Now, about those changes I mentioned…they’re still coming our way. And I’ll be there to help the Lifers negotiate them, the best I can.

Photo credit: Tim Pearce, Los Gatos via Foter.com / CC BY

Communication Requires Actually Talking

communication

I have a group of clients who like to use leverage. This means they will email instructions on a particular issue like they are a done deal, then tell you to move forward with their direction. They will simultaneously copy in other people not likely to agree with them, and pretend like there’s no further discussion needed.

While this does make for some laugh out loud moments on my part when I read my email, it doesn’t make for a functional, interactive and productive group dynamic when the person copied has a tantrum. In situations like this, I usually invite a leader to weigh in.

Except…sometimes they don’t take the opportunity to provide clarity. In that case, it’s up to me to recognize the need and take a stand with a firm recommendation. That recommendation is often not the last word, and the arguing continues. Even then, in some cases, a leader won’t engage to hear both sides, and make a decision to put the issue to rest.

It’s then I know we not only have a problem to solve today, but a development need for tomorrow as well. Communication requires actually talking to one another, hearing all of the details, risks, costs and benefits, and then making a decision that everyone agrees to live with and move forward under.

The decision is definitely important, and it’s up to the business to make one. But it’s also about the communication. That is something we can and must facilitate in HR.

Photo credit: jackracker via Foter.com / CC BY

Onboarding Yourself

welcome

Many articles are out there that tell us in HR how to onboard a new employee. But there are things you can do as a new addition to the team that will ensure your success, and as much as we wish every onboarding would be 100% complete and effective, you can’t rest on your laurels and expect everything you need to come to you. It will increase your success if you make sure that these critical things happen:

  1. Find out who your resources are for the critical things you need on day one.
  2. Ensure you have access to technology you need.
  3. Ask questions-don’t pretend you know everything and risk making mistakes because you were too proud to ask.
  4. Take responsibility for the job on day one-don’t make excuses about the challenges that predated your arrival.
  5. Be friendly, open and understanding while you learn the lay of the land socially-don’t make assumptions about people based on a single interaction, or what others tell you.

These are just a few tips-I am living them right now as I start my third week in a new role, at a new company.
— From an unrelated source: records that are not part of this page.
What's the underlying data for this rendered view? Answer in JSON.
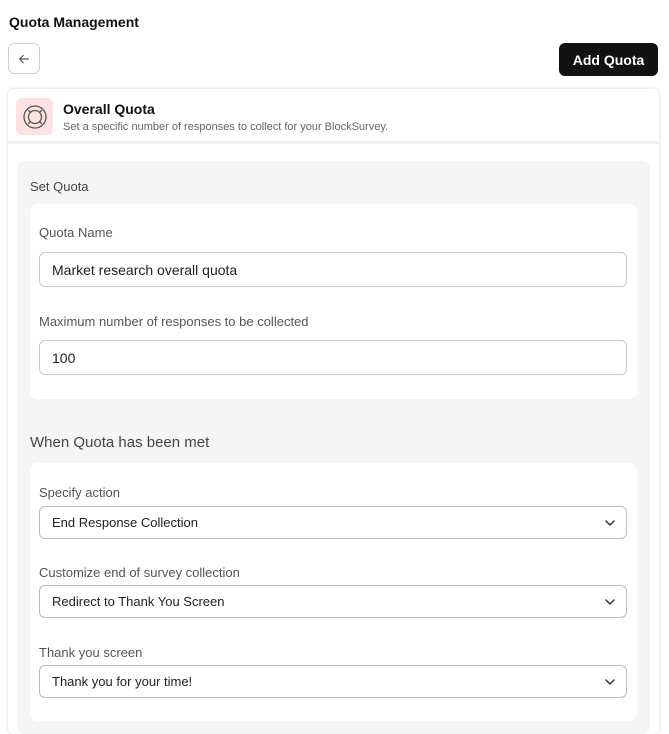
{
  "page": {
    "title": "Quota Management"
  },
  "toolbar": {
    "back_icon": "arrow-left-icon",
    "add_label": "Add Quota"
  },
  "card": {
    "icon": "target-icon",
    "title": "Overall Quota",
    "subtitle": "Set a specific number of responses to collect for your BlockSurvey."
  },
  "set_quota": {
    "label": "Set Quota",
    "name_label": "Quota Name",
    "name_value": "Market research overall quota",
    "max_label": "Maximum number of responses to be collected",
    "max_value": "100"
  },
  "when_met": {
    "heading": "When Quota has been met",
    "action_label": "Specify action",
    "action_value": "End Response Collection",
    "customize_label": "Customize end of survey collection",
    "customize_value": "Redirect to Thank You Screen",
    "thankyou_label": "Thank you screen",
    "thankyou_value": "Thank you for your time!"
  },
  "colors": {
    "primary_button": "#111111",
    "icon_bg": "#fde3e0"
  }
}
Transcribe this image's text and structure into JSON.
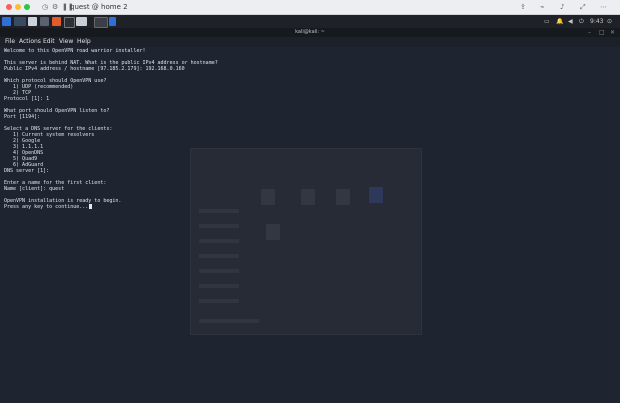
{
  "vm_window": {
    "title": "quest @ home 2",
    "traffic_colors": [
      "#ff5f57",
      "#febc2e",
      "#28c840"
    ]
  },
  "kali_panel": {
    "clock": "9:43",
    "icons": [
      "kali-menu-icon",
      "workspace-1-icon",
      "workspace-2-icon",
      "file-manager-icon",
      "firefox-icon",
      "terminal-icon",
      "notes-icon",
      "terminal-window-icon",
      "blue-app-icon"
    ]
  },
  "terminal": {
    "title": "kali@kali: ~",
    "menu": [
      "File",
      "Actions",
      "Edit",
      "View",
      "Help"
    ],
    "lines": [
      "Welcome to this OpenVPN road warrior installer!",
      "",
      "This server is behind NAT. What is the public IPv4 address or hostname?",
      "Public IPv4 address / hostname [97.185.2.179]: 192.168.0.160",
      "",
      "Which protocol should OpenVPN use?",
      "   1) UDP (recommended)",
      "   2) TCP",
      "Protocol [1]: 1",
      "",
      "What port should OpenVPN listen to?",
      "Port [1194]:",
      "",
      "Select a DNS server for the clients:",
      "   1) Current system resolvers",
      "   2) Google",
      "   3) 1.1.1.1",
      "   4) OpenDNS",
      "   5) Quad9",
      "   6) AdGuard",
      "DNS server [1]:",
      "",
      "Enter a name for the first client:",
      "Name [client]: quest",
      "",
      "OpenVPN installation is ready to begin.",
      "Press any key to continue..."
    ]
  }
}
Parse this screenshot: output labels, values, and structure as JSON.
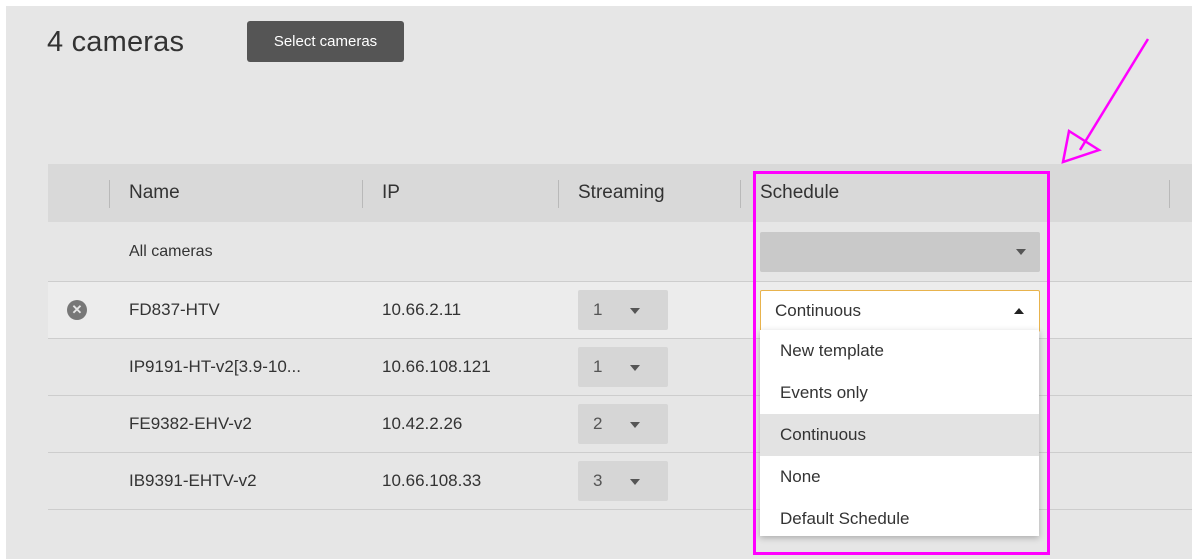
{
  "header": {
    "title": "4 cameras",
    "select_button_label": "Select cameras"
  },
  "table": {
    "columns": [
      "",
      "Name",
      "IP",
      "Streaming",
      "Schedule"
    ],
    "all_cameras_label": "All cameras",
    "rows": [
      {
        "name": "FD837-HTV",
        "ip": "10.66.2.11",
        "streaming": "1",
        "schedule": "Continuous",
        "has_remove": true
      },
      {
        "name": "IP9191-HT-v2[3.9-10...",
        "ip": "10.66.108.121",
        "streaming": "1"
      },
      {
        "name": "FE9382-EHV-v2",
        "ip": "10.42.2.26",
        "streaming": "2"
      },
      {
        "name": "IB9391-EHTV-v2",
        "ip": "10.66.108.33",
        "streaming": "3"
      }
    ]
  },
  "schedule_dropdown": {
    "open": true,
    "selected": "Continuous",
    "options": [
      "New template",
      "Events only",
      "Continuous",
      "None",
      "Default Schedule"
    ]
  },
  "icons": {
    "remove": "close-circle-icon",
    "dropdown": "chevron-down-icon",
    "dropdown_open": "chevron-up-icon"
  },
  "colors": {
    "panel_bg": "#e6e6e6",
    "header_bg": "#d9d9d9",
    "button_bg": "#555555",
    "focus_border": "#e8b34d",
    "annotation": "#ff00ff"
  }
}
Please share your thoughts in the comments about what you think I should be doing as I onboard myself!

Visit Solve HR, Inc.

Photo credit: alborzshawn via Foter.com / CC BY

Change. It’s What’s Up!

coffee

I am starting a new job today. Having already met my team and the extended departments I’ll be working most closely with, I have to say I’m more excited than nervous.

These days, positive change is always invigorating to me. But I think it’s long been that way. I remember being disappointed when the rhythm of changing semesters gave way to the long, long stretch of work that ran far into the future, past the horizon that I could see. It took me a while to figure out that work actually has its own rhythm of change, whether you’re changing jobs, projects, goals, teams, or just changing your focus. Growing and learning is continuous.

Today I will be joining a crew I respect in a role I know how to do well, at a company I will be proud to work for. I really couldn’t ask for anything more in following my new path.

Solve will continue, but will cease to be my primary focus for the time being. I will keep posting as I’m able, with a fresh perspective that comes with jumping out of the frying pan into the fire. Put the coffee on-here I go!

Photo credit: Infomastern via Foter.com / CC BY-SA